They then kindly asked me to stand in my closet. The one who had been standing with me went to check the rest of the house. The second guy watched me. He was not as in control as the first, he was a little more insecure. We had an interesting conversation. He said to me “Where is your engagement ring?” I said. “Sorry, I am divorced.” As soon as the words came out of my mouth I was in shock. “Esther,” I thought, “what are you doing? Why are you telling this man this?” He replied, “What a shame…If we had met under different circumstances, maybe things could have been different here.” And I am not sure if I said this out loud or not, but what went through my mind at that moment was, “Maybe it wasn’t such a good time for a pick up line.” He then went on to tell me I have nice legs. As a shiver of fear ran through my body, I made a tsking sound. A. because my legs are not something I considered nice and B. because is he joking? is this what they teach you in burglary school? Anyway he was insulted at my tsking noise. So, to boost his ego, I thanked him for the compliment and explained that I was just a little bit nervous and I hoped he could understand. While this was happening upstairs the other guy was downstairs where he found my housekeeper hiding in the basement. He gently took her necklace from her neck and brought her upstairs to the closet with me. I hugged her and told her to be quiet. She started to tell me that she called the police and I quickly quieted her down. Then the two burglars spent the next five minutes discussing whether they should lock us up or tie us up and then decided it wouldn’t be safe for my baby in the other room. So, they kindly told us to count to 100 before we moved and then they left. The loudest entrance and the quietest escape-I actually wasn’t even sure that they had left in the end.

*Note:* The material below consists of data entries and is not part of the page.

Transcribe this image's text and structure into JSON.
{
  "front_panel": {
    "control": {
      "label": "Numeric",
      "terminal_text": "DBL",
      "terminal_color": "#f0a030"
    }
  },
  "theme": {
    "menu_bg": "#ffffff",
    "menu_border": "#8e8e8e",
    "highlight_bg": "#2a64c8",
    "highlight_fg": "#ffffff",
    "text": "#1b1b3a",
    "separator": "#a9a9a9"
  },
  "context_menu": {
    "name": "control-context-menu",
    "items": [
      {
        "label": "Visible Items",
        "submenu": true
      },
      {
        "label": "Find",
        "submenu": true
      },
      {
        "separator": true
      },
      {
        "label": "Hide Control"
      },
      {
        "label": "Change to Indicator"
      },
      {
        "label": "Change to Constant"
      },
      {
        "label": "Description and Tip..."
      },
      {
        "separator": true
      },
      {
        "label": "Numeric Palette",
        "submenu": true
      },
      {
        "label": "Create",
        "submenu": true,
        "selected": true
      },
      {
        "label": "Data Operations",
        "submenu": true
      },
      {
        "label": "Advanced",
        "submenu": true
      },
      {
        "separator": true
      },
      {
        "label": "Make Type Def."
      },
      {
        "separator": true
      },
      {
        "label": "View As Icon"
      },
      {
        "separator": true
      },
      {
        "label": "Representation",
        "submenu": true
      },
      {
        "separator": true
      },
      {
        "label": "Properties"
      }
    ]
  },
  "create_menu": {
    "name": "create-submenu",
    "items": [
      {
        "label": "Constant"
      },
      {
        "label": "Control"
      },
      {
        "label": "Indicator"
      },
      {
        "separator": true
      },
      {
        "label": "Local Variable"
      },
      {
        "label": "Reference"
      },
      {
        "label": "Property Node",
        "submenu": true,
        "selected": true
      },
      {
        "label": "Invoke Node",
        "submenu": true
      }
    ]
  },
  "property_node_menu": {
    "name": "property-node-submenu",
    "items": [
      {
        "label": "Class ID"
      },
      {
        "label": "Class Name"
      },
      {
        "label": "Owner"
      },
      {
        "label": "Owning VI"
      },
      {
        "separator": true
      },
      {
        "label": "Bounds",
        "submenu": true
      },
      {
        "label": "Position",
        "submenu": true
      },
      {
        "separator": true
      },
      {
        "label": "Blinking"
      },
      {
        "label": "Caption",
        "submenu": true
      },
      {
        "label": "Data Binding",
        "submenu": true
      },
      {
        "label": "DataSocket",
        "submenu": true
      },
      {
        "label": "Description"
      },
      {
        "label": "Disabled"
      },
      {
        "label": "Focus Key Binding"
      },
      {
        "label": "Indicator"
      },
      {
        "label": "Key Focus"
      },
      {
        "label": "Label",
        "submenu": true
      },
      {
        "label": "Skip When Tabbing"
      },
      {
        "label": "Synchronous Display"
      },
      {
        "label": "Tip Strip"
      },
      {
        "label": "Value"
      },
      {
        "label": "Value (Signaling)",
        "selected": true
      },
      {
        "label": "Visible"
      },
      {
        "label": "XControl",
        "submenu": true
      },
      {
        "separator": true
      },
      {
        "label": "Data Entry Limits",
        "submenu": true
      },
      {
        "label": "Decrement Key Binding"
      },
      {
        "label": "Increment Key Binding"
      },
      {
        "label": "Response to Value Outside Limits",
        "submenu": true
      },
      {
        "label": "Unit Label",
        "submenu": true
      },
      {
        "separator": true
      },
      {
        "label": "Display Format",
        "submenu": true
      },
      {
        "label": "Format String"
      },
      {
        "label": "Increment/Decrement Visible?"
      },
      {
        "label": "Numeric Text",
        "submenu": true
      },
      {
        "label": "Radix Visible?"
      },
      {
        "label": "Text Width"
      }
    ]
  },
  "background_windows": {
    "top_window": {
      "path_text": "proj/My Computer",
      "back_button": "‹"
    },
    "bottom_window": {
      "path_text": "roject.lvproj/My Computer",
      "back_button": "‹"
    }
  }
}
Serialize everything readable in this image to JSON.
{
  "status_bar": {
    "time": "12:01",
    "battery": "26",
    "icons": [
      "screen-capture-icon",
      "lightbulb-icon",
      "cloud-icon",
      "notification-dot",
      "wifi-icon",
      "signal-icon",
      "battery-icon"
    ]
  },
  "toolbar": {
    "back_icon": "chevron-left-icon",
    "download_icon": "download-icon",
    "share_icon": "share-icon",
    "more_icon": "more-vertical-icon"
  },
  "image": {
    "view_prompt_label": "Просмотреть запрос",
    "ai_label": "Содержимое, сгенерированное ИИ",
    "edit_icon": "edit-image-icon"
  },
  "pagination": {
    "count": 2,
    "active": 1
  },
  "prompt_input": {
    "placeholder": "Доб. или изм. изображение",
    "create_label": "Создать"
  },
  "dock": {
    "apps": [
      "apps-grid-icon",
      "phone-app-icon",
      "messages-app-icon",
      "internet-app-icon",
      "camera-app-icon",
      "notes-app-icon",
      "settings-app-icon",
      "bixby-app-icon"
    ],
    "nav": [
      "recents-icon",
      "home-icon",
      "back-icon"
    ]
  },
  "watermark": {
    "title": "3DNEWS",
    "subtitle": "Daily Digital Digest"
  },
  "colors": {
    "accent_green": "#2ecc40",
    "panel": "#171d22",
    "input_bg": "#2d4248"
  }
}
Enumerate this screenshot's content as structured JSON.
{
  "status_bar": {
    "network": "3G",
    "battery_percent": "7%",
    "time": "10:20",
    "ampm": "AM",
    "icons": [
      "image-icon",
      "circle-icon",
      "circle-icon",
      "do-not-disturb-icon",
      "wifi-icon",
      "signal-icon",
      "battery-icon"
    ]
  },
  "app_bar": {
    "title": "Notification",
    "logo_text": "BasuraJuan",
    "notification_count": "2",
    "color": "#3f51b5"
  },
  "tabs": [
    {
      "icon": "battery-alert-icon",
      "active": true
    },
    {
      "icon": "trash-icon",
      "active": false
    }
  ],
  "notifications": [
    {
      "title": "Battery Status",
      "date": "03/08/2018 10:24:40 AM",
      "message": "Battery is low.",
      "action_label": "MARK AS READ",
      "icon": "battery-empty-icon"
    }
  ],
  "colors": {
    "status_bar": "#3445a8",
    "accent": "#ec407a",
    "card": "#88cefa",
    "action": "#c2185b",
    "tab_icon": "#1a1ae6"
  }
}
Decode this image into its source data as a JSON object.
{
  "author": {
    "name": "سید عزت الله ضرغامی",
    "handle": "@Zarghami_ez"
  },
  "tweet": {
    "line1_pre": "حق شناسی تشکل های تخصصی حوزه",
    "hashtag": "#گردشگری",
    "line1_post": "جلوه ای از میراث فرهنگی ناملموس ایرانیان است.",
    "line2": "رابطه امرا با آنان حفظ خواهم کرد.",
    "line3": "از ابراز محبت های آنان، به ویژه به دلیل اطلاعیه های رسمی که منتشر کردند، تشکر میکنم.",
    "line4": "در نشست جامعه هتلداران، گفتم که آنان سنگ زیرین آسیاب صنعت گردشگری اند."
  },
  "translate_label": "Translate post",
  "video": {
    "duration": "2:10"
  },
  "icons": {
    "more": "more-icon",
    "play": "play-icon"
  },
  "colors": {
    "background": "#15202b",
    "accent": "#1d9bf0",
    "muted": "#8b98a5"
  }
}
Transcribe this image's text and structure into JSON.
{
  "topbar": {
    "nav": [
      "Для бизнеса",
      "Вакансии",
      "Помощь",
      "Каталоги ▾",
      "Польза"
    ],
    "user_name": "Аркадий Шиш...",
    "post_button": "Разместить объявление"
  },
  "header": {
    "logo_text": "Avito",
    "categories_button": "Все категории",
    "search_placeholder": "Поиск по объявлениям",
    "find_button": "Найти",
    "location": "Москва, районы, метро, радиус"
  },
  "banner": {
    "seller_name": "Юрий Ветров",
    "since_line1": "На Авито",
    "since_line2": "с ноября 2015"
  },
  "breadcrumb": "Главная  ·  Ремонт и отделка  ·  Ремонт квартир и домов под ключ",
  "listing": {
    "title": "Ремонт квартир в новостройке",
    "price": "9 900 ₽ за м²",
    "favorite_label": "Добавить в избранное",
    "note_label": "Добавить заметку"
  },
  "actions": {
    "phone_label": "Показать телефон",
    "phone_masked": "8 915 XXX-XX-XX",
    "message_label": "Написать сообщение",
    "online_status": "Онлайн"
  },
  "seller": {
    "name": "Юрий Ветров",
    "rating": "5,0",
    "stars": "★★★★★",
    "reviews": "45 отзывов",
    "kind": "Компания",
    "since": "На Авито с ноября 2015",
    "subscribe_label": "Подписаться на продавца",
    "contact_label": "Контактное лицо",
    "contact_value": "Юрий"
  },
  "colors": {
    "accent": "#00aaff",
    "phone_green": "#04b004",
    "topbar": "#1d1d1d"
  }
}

During the experience I was extremely calm but afterwards my mind came back,-the thoughts, the fear and the anxiety didn’t end. Someone told me weeks later that the fear I was experiencing after this episode was normal but the strength I showed that day proved my inner ability to deal with any situation. Interestingly enough, I couldn’t remember the strength. Panic set in and I went through weeks of sleepless nights and anxiety attacks. What is interesting to me in this moment is how during the burglary I was fine. Feelings arose, bad things happened and I was ok. Afterwards I suffered 100 times more than during. When I started thinking again, when I let myself tell stories about the incident, when I replayed everything in my mind, life became unbearable. How many times do we allow our thoughts to keep us suffering? How often do we plan for bad things to happen? And either they never happen or when they do, they are not as bad as we imagined. What is it about thoughts that keep us so engaged?
Esther Azar LMSW has worked with children and adults for over 10 years. Esther recently completed training in Coach Level I & II of The Sedona Method.